Curzio Caravati took students on a tour of the Swiss Bee Chalet and his local orchard. Curzio Caravati took students on a tour of the Swiss Bee Chalet and his local orchard. The trip aimed to spread awareness of the importance of sustainable beekeeping and to teach students how to support local insect populations.

Mary Gargano-Price (G-P) ’23, environmental science major and president of the org, was among the 13 students to attend. “The beekeeper, Curzio Caravati, was excited to give us a tour of his chestnut and apple orchard and a rundown of the wildflowers on his property,” said G-P. “We all took turns entering the bee chalet, where he explained how bees could keep themselves warm and the process of extracting their honey.”

Carthage students dressed in protective bee suits. Carthage students dressed in protective bee suits. Many members of the “Bug Club” have a passion for conservation, so they were thrilled to see real, local efforts, in addition to receiving free samples of fresh honey. “Curzio, at the end, let us try some of his products and answered a few questions on how he cares for his bees and what his farmer’s market stand sells,” said G-P.

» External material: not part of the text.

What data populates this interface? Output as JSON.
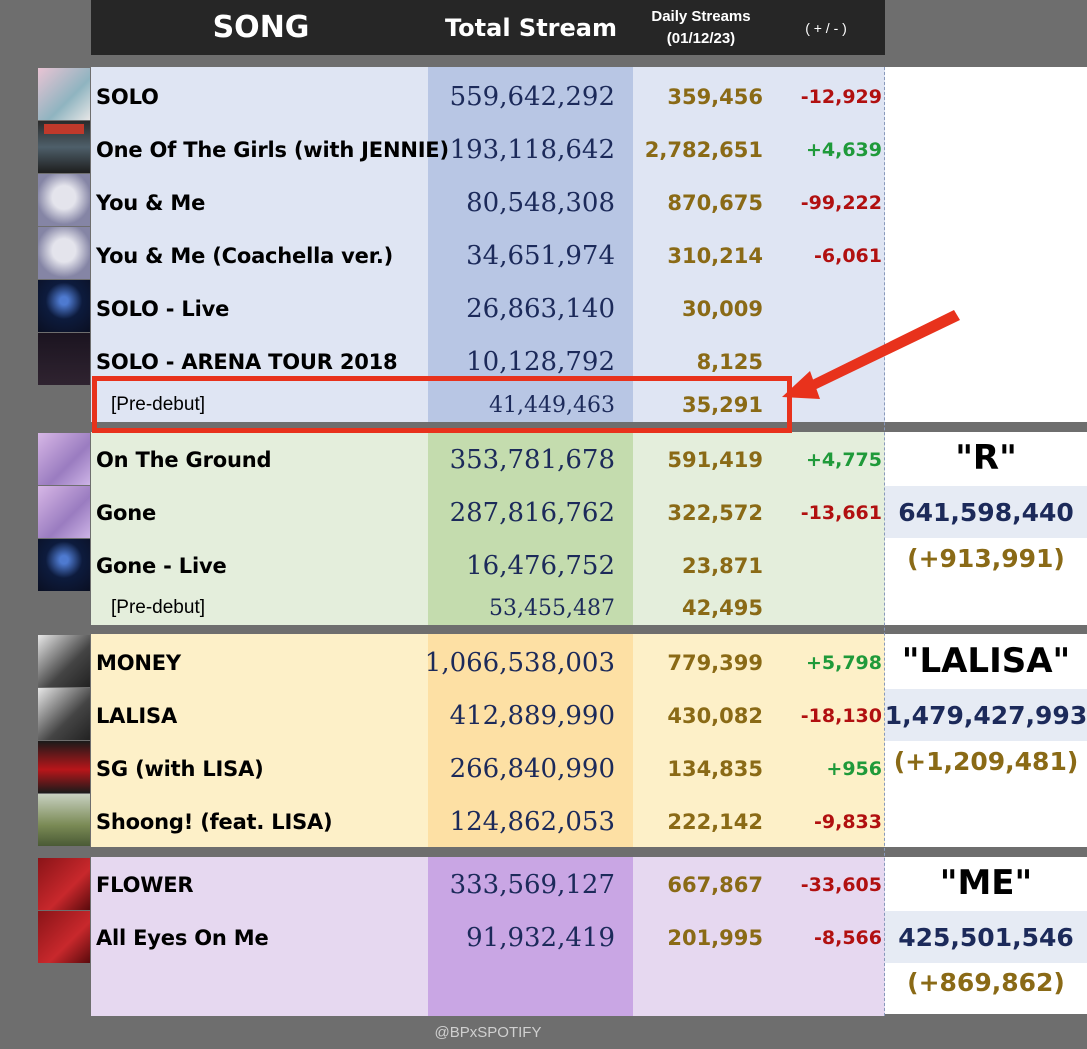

The Swiss Bee Chalet sells their honey throughout the summer at the Kenosha Public Market.

The Entomology Club is currently swarmed with passionate students and hosts exciting events like this trip for majors of all kinds! Professor Angela Dassow, who helps to oversee the club’s success, even offers live specimens for the club to foster, such as Madagascar hissing cockroaches, Vietnamese walking sticks, pink-footed millipedes, a Zebra praying mantis, and an Antilles pinktoe tarantula.

The club welcomes new members, so plan to attend their next meeting at 8 p.m. Wednesday, Nov. 30, in The Oaks 1 fourth floor lounge.

Learn more about the Entomology Club